We next did a study and found that most of the more stable companies in Latin America were doing business low down on the economic pyramid. So we held a contest among employees to come up with ideas for doing business with the poor in ways that benefit the company and benefit the poor. To my astonishment, some 250 ideas were submitted; of those, nine were turned into business plans.
The best proposal involved developing simple, gravity-fed irrigation systems for small Guatemalan farmers planting only a few acres of land. Just because the systems would allow farmers to double or triple harvests – creating an opportunity for a quick payback – does not mean that the farmers could afford them or get the credit to buy them.
We have found that when you do business with the poor, you often need non-traditional business partners. Guatemala’s Ministry of Food, Agriculture and Livestock agreed to help finance installation of the systems and to provide technical assistance as well as training. Two local NGOs, Opcion and Aj Ticonel, worked directly with farmers and have been developing overseas markets for the new range of crops grown. We were thus helping farmers move away from low-cost, subsistence crops, such as corn and beans, toward export-oriented produce, such as string beans, that would bring in more money. The project gradually attracted buy-in by Guatemala’s Export Association for non-traditional products, trading companies, vegetable exporters, and seed and fertilizer companies.

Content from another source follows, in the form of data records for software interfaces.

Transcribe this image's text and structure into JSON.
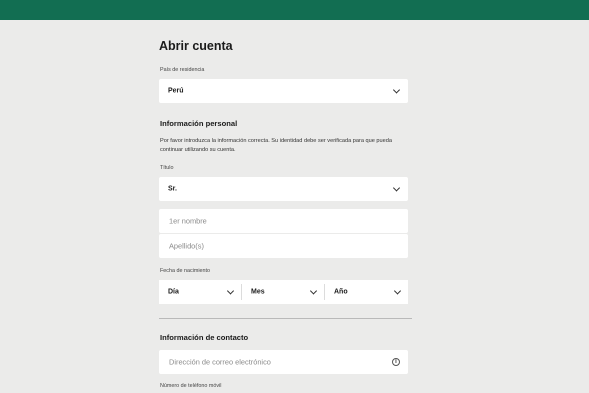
{
  "form": {
    "title": "Abrir cuenta",
    "country": {
      "label": "País de residencia",
      "value": "Perú"
    },
    "personal": {
      "heading": "Información personal",
      "description": "Por favor introduzca la información correcta. Su identidad debe ser verificada para que pueda continuar utilizando su cuenta.",
      "title_label": "Título",
      "title_value": "Sr.",
      "first_name_placeholder": "1er nombre",
      "surname_placeholder": "Apellido(s)",
      "dob_label": "Fecha de nacimiento",
      "dob_day": "Día",
      "dob_month": "Mes",
      "dob_year": "Año"
    },
    "contact": {
      "heading": "Información de contacto",
      "email_placeholder": "Dirección de correo electrónico",
      "info_glyph": "i",
      "phone_label": "Número de teléfono móvil"
    }
  },
  "colors": {
    "header": "#126e52",
    "background": "#ebebea"
  },
  "icons": {
    "dropdown": "chevron-down-icon",
    "info": "info-icon"
  }
}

AMANCO’s irrigation system improves water use by saving up to 50 percent. Soil quality also benefits as the drip irrigation techniques help prevent erosion. Farmers quickly saw a 22 percent rise in production, coupled with a major improvement in produce quality. They were also achieving 33 percent savings in labor costs and improved standards of living with incomes doubling to around $1,950 a year. This increased income was helping farmers to integrate into the formal economy and to pay for their children’s schooling. AMANCO became a very successful company in a relatively short time and was recently sold to a Mexican company.
We are now focusing our base-of-the-pyramid business on the forestry company Masisa, which has several hundred retail outlets around Latin America for boards and other building materials. We have taken the novel step of hiring people from poorer neighborhoods, mostly women, and making them “corporate consultants,” advising us on the types of furniture that poor people like, need and can afford. Once we develop designs, we train local carpenters in how to make the furniture by using Masisa boards.

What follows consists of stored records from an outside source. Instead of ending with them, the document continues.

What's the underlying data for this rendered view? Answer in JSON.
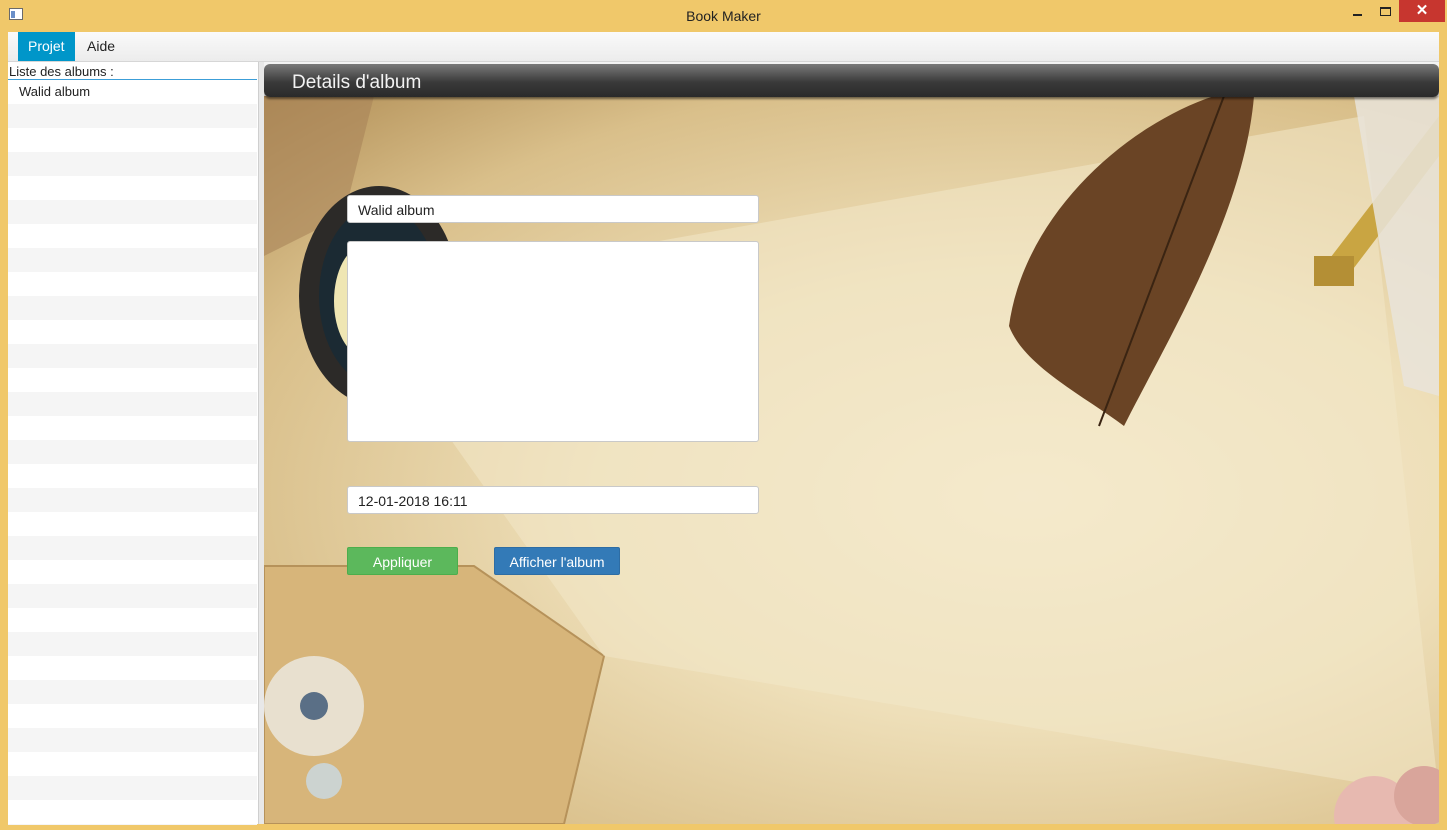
{
  "window": {
    "title": "Book Maker",
    "close_glyph": "✕"
  },
  "menu": {
    "items": [
      {
        "label": "Projet"
      },
      {
        "label": "Aide"
      }
    ]
  },
  "album_list": {
    "label": "Liste des albums :",
    "items": [
      {
        "label": "Walid album"
      }
    ]
  },
  "details": {
    "title": "Details d'album",
    "name_value": "Walid album",
    "description_value": "",
    "date_value": "12-01-2018 16:11",
    "apply_label": "Appliquer",
    "show_album_label": "Afficher l'album"
  },
  "colors": {
    "accent": "#0096c9",
    "apply": "#5cb85c",
    "show_album": "#337ab7",
    "frame": "#f0c86a",
    "close": "#c7362f"
  }
}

The results have been so positive that I have pledged that 10 percent of all our corporate sales will be to the poorer segments of society by 2008. In fact, I am sure that this is the case today, but we are working on ways to measure it and prove it.
GN has greatly improved over the years, both in terms of its bottom line and in terms of its impacts upon the environment and society – impacts that we report on regularly and publically. I am now seeking new investments around the world in countries such as India and China. GrupoNueva and I are going global, but that journey took an important early route through the poor neighborhoods of Buenos Aires.

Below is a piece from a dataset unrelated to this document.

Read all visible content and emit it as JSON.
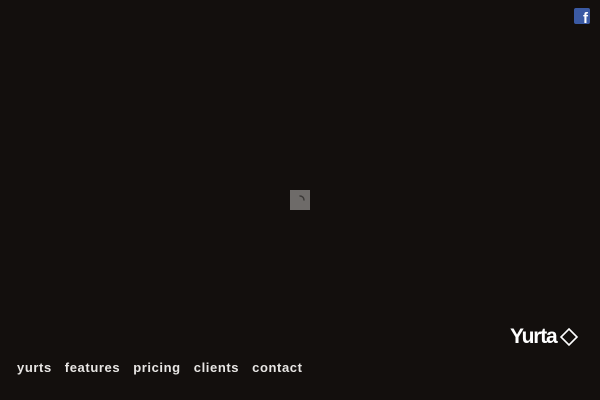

Since the beginning of time, business has been about providing customers with ever better goods and services, ever more efficiently, at ever more attractive prices. That remains true today. But I am convinced that, in the near future, the truly successful companies will be those that find ways, through their core businesses, to help society meet its key challenges, such as poverty, globalization and environmental degradation.
In fact, that may already be true today.